We have developed a new method for improving the azimuth accuracy of range information using conventional (Polaroid) low resolution ultrasonic sensors mounted in a circular array on a mobile robot. These sensors emit ultrasound that bounces off of nearby objects and returns to the sensor. The time-of-flight for the sound to depart and return to the sensor is proportional to the distance between the sensor and the object. Although ultrasonic sensors are fairly accurate in measuring distance in depth, they commonly have significant uncertainty in azimuth. One method researchers use is to assume the echo comes from the middle of the arc. This may give the impression that entrances are more narrow than they actually are.

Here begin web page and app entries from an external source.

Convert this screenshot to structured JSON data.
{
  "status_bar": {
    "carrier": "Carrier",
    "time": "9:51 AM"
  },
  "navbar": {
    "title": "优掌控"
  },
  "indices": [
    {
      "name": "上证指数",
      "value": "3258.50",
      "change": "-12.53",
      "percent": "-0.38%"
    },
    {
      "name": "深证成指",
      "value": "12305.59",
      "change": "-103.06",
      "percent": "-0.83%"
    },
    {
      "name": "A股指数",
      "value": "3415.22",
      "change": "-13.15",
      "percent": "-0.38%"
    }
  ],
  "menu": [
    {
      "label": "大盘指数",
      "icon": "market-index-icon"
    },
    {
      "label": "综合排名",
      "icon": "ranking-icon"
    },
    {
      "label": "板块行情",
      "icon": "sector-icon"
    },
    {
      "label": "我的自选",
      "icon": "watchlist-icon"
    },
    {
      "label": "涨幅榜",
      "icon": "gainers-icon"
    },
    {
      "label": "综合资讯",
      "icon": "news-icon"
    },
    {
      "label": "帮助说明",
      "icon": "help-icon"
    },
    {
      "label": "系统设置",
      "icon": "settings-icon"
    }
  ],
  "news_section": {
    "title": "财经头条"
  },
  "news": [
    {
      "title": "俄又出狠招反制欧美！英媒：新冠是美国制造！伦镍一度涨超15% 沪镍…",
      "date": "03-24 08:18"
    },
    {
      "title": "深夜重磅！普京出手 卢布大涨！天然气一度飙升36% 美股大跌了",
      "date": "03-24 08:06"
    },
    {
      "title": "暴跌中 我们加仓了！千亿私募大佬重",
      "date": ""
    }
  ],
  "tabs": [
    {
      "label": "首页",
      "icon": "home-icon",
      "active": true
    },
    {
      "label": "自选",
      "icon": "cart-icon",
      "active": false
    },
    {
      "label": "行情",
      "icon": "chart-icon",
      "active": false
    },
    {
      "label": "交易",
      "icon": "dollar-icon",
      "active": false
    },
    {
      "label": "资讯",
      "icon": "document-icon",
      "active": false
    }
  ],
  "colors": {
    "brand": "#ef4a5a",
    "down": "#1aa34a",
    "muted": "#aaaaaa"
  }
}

We handle this problem by properly modeling the uncertainty with a uniform distribution along an arc. This means that the echo has an equal likelihood of originating from any point along the arc. We then introduce a new method to fuse sonar data to better approximate the actual obstacle location. This new method is termed the Arc Transversal Median method because the robot determines the location of an object (i) by intersecting one arc with other arcs, (ii) then by considering only ``transversal'' intersections, those which exceed a threshold in angle and (iii) finally by taking the median of the intersections. The median is a robust estimator that is insensitive to noise; a few stray readings will not affect its value. We show, via some simple geometric relationships, that this method can improve the azimuth accuracy of the sonar sensor by a specified amount under well defined conditions. Finally, experimental results on an ultrasonic sensor array situated on a mobile robot verify this approach.